#13 Helen Robertson, Franchise Owner, Expedia Cruises
You never need to feel like you have to be the smartest person in the room. Building a good team requires you to hire people that may know more in a certain subject than you do. Find individuals who have a diverse set of skills and experiences and feel free to rely on them for advice and responsibilities.
By conducting a skills gap analysis, we will identify which areas of the business to invest training and resources in. This will help us build a stronger, well-rounded team and in turn help grow our business. To do so, the report suggests the following:
#14 Karen Young, Founder, Oui the People
The simplest time management skill as an entrepreneur comes down to understanding what’s most important, knowing that it can change by the day or by the hour.
"Learning how to manage your time effectively can help you feel more relaxed, focused and in control," the report said. Hence we can practise the ‘4 Ds’ to avoid an anxiety-inducing email inbox, for instance.
- Delete: Old emails, emails with no value, spam etc can all be deleted.
- Do: Complete any action from an email which is urgent or where the task can be completed quickly.
- Delegate: If the email can be better dealt with by someone else, delegate it.
- Defer: Set aside time later to respond to emails which may take longer to deal with.
#15 Miku Hirano, Co-Founder & CEO, Cinnamon
I think that fixating your dream within your current mind and ability is limiting yourself. That is why I continuously update my dreams — as I grow, evolve and learn, so do my dreams.
Checking your plans periodically, the report explained, helps us stay on track with our strategy and identify any goals that are no longer serving our business.
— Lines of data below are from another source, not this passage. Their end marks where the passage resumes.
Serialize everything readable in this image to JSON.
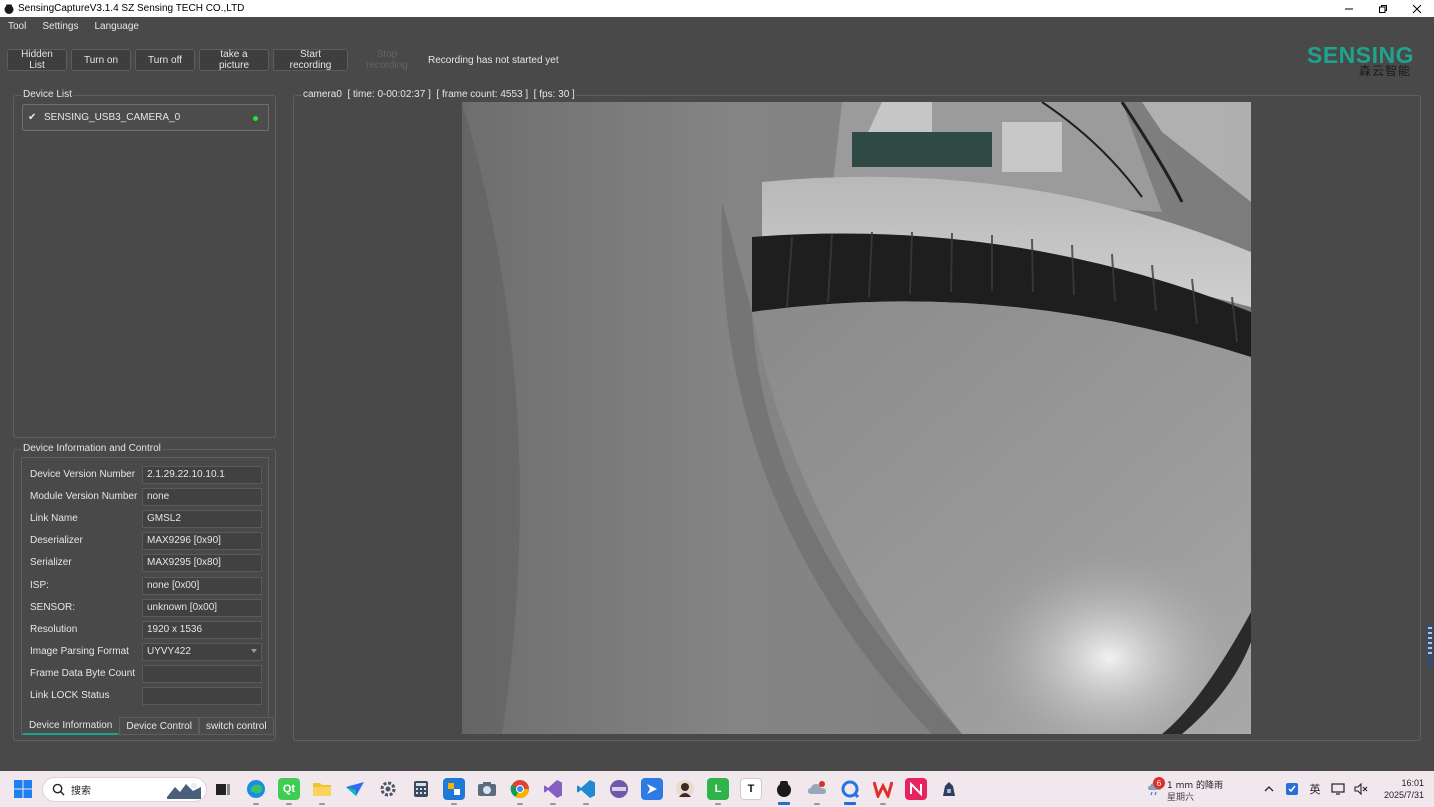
{
  "window": {
    "title": "SensingCaptureV3.1.4 SZ Sensing TECH CO.,LTD",
    "controls": [
      "minimize",
      "restore",
      "close"
    ]
  },
  "menu": [
    "Tool",
    "Settings",
    "Language"
  ],
  "toolbar": {
    "hidden_list": "Hidden List",
    "turn_on": "Turn on",
    "turn_off": "Turn off",
    "take_picture": "take a picture",
    "start_recording": "Start recording",
    "stop_recording": "Stop recording",
    "recording_status": "Recording has not started yet"
  },
  "logo": {
    "main": "SENSING",
    "sub": "森云智能",
    "color": "#1ea38f"
  },
  "device_list": {
    "title": "Device List",
    "items": [
      {
        "name": "SENSING_USB3_CAMERA_0",
        "checked": true,
        "status_color": "#2fe02f"
      }
    ]
  },
  "device_info": {
    "title": "Device Information and Control",
    "rows": [
      {
        "label": "Device Version Number",
        "value": "2.1.29.22.10.10.1"
      },
      {
        "label": "Module Version Number",
        "value": "none"
      },
      {
        "label": "Link Name",
        "value": "GMSL2"
      },
      {
        "label": "Deserializer",
        "value": "MAX9296 [0x90]"
      },
      {
        "label": "Serializer",
        "value": "MAX9295 [0x80]"
      },
      {
        "label": "ISP:",
        "value": "none [0x00]"
      },
      {
        "label": "SENSOR:",
        "value": "unknown [0x00]"
      },
      {
        "label": "Resolution",
        "value": "1920 x 1536"
      },
      {
        "label": "Image Parsing Format",
        "value": "UYVY422"
      },
      {
        "label": "Frame Data Byte Count",
        "value": ""
      },
      {
        "label": "Link LOCK Status",
        "value": ""
      }
    ],
    "tabs": [
      "Device Information",
      "Device Control",
      "switch control"
    ],
    "active_tab": "Device Information"
  },
  "camera": {
    "header": "camera0  [ time: 0-00:02:37 ]  [ frame count: 4553 ]  [ fps: 30 ]"
  },
  "taskbar": {
    "search_placeholder": "搜索",
    "apps": [
      "task-view",
      "edge",
      "qt-creator",
      "file-explorer",
      "feishu",
      "settings",
      "calculator",
      "app-store",
      "camera-app",
      "chrome",
      "visual-studio",
      "vscode",
      "app-purple",
      "app-blue-arrow",
      "app-avatar",
      "app-green-l",
      "typora",
      "sensingcapture",
      "app-cloud",
      "app-loop",
      "wps",
      "app-pink",
      "app-dark"
    ],
    "weather": {
      "badge": "6",
      "line1": "1 mm 的降雨",
      "line2": "星期六"
    },
    "tray": {
      "ime": "英"
    },
    "clock": {
      "time": "16:01",
      "date": "2025/7/31"
    }
  }
}
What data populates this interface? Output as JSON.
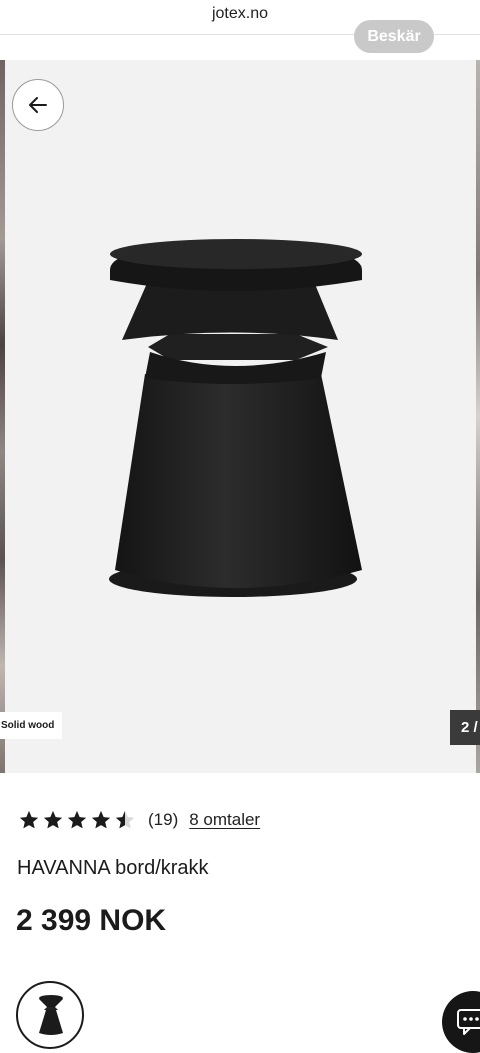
{
  "browser": {
    "url": "jotex.no",
    "crop_button": "Beskär"
  },
  "gallery": {
    "badge": "Solid wood",
    "counter": "2 /",
    "back_icon": "arrow-left-icon"
  },
  "product": {
    "rating": 4.5,
    "rating_count": "(19)",
    "reviews_link": "8 omtaler",
    "name": "HAVANNA bord/krakk",
    "price": "2 399 NOK"
  },
  "colors": {
    "star": "#1b1b1b",
    "chat_bg": "#161616"
  },
  "icons": {
    "chat": "chat-bubble-icon",
    "star": "star-icon"
  }
}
With that, it is important we evaluate our business goals regularly at a frequency that works for us - whether that is monthly, quarterly, or semi-annually.
Image / OnDeck